Ikonisys reports commercialization milestones with oncoFISH cervical cancer test
JANUARY 15, 2009--Ikonisys, Inc. says it has made two milestones in commercializing oncoFISH, its fluorescence in situ hybridization (FISH) test for cervical cancer, which launched in September 2008. New York State certification now allows Ikonisys to offer the test to New York State customers through the CAP accredited, fully licensed clinical laboratory. In addition, Ikonisys has signed its first customer, New England Pathology Associates.
JANUARY 15, 2009--Ikonisys, Inc. says it has achieved two milestones in the commercialization of oncoFISH, its fluorescence in situ hybridization (FISH) test for cervical cancer, which launched in September 2008. Ikonisys has now received New York State certification allowing the company to offer it to New York State customers through the state's CAP accredited, fully licensed clinical laboratory. In addition, Ikonisys has signed its first customer, New England Pathology Associates, P.C., which will offer the test to physicians. The test will be performed at the Ikonisys Clinical Laboratory located in New Haven, CT.

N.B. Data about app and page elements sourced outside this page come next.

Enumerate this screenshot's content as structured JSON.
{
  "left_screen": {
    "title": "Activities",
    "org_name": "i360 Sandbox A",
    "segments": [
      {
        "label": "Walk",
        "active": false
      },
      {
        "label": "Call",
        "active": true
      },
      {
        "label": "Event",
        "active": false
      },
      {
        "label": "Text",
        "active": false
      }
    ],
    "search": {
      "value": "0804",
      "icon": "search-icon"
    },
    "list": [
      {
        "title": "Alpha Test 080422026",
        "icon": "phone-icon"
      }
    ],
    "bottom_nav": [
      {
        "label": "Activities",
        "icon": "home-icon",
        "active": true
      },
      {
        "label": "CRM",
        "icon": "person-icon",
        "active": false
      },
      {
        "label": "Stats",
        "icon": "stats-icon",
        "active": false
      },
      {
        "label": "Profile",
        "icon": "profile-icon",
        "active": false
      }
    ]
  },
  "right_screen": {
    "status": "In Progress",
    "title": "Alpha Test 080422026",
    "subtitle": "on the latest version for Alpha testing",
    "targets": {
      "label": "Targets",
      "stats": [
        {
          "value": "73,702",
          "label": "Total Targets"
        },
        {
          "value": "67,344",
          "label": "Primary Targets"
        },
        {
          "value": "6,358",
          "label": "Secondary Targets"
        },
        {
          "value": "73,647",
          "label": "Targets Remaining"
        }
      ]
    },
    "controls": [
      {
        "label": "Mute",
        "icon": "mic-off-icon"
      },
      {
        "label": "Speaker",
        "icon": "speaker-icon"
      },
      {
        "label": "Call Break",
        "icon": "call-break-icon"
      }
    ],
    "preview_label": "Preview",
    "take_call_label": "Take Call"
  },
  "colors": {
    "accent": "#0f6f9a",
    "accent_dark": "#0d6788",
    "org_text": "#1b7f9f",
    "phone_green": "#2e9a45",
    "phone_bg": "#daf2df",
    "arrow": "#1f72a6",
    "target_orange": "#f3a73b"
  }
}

"Until now, physicians had no tool to help assess cervical disease risk for women diagnosed with low grade squamous lesions. oncoFISH cervical is an advancement in risk stratification, which will result in improved patient management for a woman diagnosed with an abnormal Pap. We are pleased to be the first to offer oncoFISH cervical to our physicians," said Dr. Bruce Dziura, Chief of Cytopathology of New England Pathology Associates at Mercy Medical Center, Springfield. Mass.
oncoFISH cervical helps determine the acquisition of specific chromosomal aberrations in cytological specimens. It provides physicians with additional information that can assist them in making more informed clinical management decisions. The laboratory-developed test is intended to be run subsequent to a Pap smear in patients identified to have Low Squamous Intraepithelial Lesions (LSIL). Test results can be used as a differentiator for medical professionals seeking to identify which patients may regress or progress to cervical cancer. Based on this information, physicians and patients can work together to develop early, personalized treatment plans that better address individual needs and ultimately increase chances of survival.
Posted by Barbara G. Goode, email@example.com.